In a stunning shift of priorities, I skipped the Angel Fire MSC this year and instead ran the Bolder Boulder 10k. So today, rather than pinning it through aspen forests by myself, I jogged through city streets with 50,000 goofballs. I am proud to say I finished right in the middle.
Lee Hates Running dot com
Running and me, we are not long-time friends. Running seems like such a fundamental human skill, but it has eluded me for most of my life.
Back in the day, I was the overweight asthmatic kid who got picked last and got a doctor’s excuse from the mile run. I tried SO hard to pass the Presidential Physical Fitness test, but that dang 600-yard run … I just couldn’t do it. I was in military school back then, and that run cost me a sweet medal for my dress uniform.

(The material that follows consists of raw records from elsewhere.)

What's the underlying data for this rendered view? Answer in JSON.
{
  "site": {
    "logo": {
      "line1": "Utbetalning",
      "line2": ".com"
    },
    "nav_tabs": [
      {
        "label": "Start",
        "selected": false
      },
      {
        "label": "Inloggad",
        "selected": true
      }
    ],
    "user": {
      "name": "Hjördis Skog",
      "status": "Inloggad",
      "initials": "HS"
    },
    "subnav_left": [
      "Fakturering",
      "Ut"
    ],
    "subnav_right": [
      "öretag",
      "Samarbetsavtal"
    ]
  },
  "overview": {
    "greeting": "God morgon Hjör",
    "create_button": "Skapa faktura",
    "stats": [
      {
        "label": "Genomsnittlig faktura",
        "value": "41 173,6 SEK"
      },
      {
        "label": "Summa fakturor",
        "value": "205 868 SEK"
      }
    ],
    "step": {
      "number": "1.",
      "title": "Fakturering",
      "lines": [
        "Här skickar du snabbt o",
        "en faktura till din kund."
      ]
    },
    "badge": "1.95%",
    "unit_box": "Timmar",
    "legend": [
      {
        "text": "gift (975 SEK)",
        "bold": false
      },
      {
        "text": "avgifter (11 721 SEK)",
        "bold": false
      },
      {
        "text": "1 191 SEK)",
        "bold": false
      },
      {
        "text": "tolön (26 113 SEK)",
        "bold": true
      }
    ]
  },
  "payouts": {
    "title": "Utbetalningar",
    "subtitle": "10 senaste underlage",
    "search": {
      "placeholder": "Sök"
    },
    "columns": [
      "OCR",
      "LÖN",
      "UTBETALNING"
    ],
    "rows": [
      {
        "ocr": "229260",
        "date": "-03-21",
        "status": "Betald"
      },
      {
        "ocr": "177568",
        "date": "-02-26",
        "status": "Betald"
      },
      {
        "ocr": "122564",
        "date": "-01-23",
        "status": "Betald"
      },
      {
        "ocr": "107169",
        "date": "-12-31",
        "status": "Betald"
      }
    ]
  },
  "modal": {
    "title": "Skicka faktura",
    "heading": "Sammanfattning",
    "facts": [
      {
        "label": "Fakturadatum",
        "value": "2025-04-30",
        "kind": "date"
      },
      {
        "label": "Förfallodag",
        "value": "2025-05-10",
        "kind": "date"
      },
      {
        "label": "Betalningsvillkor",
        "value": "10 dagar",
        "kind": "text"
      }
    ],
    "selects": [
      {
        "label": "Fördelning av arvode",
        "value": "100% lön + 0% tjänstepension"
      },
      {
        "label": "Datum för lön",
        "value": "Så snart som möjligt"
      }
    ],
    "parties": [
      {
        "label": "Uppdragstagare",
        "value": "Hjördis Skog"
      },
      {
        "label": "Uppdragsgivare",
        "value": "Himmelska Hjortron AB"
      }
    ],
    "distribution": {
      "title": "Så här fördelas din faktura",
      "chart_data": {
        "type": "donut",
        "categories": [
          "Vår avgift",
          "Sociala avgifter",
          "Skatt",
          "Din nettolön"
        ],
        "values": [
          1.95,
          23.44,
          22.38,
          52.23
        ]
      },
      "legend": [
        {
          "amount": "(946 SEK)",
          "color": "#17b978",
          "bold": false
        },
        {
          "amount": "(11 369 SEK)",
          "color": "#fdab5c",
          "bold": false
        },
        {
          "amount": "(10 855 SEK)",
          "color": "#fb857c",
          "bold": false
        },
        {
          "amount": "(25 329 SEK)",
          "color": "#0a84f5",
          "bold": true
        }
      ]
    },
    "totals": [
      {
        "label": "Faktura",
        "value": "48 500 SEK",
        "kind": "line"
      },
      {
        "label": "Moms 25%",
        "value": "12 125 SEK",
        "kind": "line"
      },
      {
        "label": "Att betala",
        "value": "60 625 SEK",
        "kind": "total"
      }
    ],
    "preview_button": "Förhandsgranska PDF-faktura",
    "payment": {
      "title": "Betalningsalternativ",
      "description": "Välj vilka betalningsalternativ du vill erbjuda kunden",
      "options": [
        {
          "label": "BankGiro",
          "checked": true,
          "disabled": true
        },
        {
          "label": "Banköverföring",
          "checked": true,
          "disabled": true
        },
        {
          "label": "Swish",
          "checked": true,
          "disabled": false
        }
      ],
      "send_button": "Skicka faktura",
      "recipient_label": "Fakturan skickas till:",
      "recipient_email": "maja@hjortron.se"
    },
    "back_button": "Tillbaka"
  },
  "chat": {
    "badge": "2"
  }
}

As a young adult, I compensated with a few years of triathlon and 6% body fat (still … feel … fat). I put in a mediocre swim leg, pinned the bike at pro pace, then tried to survive the run. I would literally get passed by old ladies. I sucked on my feet.
When Super Ds switched from time trials to LeMans starts, I went from killing it to getting killed — I was last on the bike every time, then I had to fight for every position. I recently put in some study time, cleaned up my mechanics and have become a semi-decent runner. I can sprint well enough to start a Super D in a good position, and I jog about 30 minutes most weeks. It doesn’t always suck.
My last 10K was in a triathlon around 1990. Going into today’s adventure, I hoped to stay comfortable and be able to enjoy the experience.
Running Action Magazine
Cool! Rad! Sick!
Best t-shirt seen on course: “People ask me why I run track. I ask them, what do you do when someone fires a gun?”
Best side-line band: Some hard-looking dudes rocking out a Talking Heads cover.
Best way to get muddy and bloody: The Slip ‘N’ Slide that dropped off someone’s porch, down the grass slope, through sloppy muck and onto the sidewalk.
Best moment: Ripping down Pearl Street in a huge crowd. Music, people, color and motion everywhere. A sense of being swept along some archetypical river.
Family fun: I started the race with my kids Kate and Ian and their friend Preston. Ian and Preston have been running a lot in basketball practice; Kate has been rocking the Wii Fitness game. The Wife drove shuttle (thanks!).
Tortoise and the hares: The boys and I jogged together for a while, then they sprinted for the Mile 2 line. Kaboom! They exploded, and I kept chugging along. At Mile 3, Preston told Ian he was going to catch and beat me — and he did, by 22 seconds. Ian, more of a sprinter, came in strong at 1:06. Kate pulled off course and went back to bed.
Perfectly average: I stayed comfortable, kept a consistent pace and enjoyed the scene. It was pretty amazing to look ahead and see a sea of bobbing bodies, and to realize that I was bobbing in that same sea. Compared with downhill racing, it’s a totally different kind of awareness; just relax, find your flow and let it happen (wait, maybe it’s the same as DH).
I ran a 57:12 with an average pace of 9:13 per mile. That put me 200th out of 386 38-year-old men. Perfectly average.
And perfectly satisfying (for now.)